TASK DESCRIPTION:
In the records that follow, show each line where the word "type" is present.
*** Opening LISTED RECORDS ***
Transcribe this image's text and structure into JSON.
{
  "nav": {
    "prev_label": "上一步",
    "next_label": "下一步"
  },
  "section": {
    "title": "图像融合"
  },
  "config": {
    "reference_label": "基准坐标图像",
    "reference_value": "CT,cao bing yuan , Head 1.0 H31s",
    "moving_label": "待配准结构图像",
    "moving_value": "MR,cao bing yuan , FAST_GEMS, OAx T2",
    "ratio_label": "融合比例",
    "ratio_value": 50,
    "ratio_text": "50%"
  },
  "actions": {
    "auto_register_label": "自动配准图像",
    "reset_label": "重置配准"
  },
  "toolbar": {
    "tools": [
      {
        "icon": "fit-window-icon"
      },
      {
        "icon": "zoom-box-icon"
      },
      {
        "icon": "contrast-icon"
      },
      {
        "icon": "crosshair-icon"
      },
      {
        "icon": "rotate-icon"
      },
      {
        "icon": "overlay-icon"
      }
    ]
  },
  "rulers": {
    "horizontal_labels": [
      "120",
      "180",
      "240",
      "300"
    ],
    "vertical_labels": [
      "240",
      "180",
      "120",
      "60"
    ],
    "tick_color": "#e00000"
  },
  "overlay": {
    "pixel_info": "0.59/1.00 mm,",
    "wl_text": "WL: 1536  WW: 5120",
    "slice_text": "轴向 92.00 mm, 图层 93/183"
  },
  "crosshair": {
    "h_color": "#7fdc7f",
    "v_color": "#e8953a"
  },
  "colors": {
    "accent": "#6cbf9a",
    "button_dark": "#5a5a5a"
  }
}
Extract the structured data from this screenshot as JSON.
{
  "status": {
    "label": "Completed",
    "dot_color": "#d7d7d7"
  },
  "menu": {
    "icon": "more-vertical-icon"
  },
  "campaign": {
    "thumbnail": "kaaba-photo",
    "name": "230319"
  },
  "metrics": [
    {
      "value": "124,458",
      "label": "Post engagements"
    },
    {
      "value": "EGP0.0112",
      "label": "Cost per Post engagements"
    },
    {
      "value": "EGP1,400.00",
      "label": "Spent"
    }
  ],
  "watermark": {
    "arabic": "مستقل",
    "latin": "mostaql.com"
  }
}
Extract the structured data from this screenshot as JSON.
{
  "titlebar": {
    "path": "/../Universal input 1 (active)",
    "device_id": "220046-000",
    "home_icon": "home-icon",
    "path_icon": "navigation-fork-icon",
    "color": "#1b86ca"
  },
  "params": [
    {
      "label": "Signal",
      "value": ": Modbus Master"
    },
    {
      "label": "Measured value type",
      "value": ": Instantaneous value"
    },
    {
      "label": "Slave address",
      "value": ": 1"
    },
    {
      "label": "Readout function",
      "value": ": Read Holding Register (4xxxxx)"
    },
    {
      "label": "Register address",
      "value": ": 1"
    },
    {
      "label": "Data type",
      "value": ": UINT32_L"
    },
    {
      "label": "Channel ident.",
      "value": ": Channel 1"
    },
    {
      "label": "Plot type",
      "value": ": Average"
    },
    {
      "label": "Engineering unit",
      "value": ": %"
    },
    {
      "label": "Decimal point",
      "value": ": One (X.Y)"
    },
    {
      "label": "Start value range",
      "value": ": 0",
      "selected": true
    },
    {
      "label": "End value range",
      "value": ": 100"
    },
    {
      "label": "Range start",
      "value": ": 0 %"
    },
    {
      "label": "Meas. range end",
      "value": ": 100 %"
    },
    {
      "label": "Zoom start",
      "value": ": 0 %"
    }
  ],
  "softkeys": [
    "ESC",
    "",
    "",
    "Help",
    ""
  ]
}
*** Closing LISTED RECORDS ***
SOLVED EXERCISE:
      "label": "Measured value type",
      "label": "Data type",
      "label": "Plot type",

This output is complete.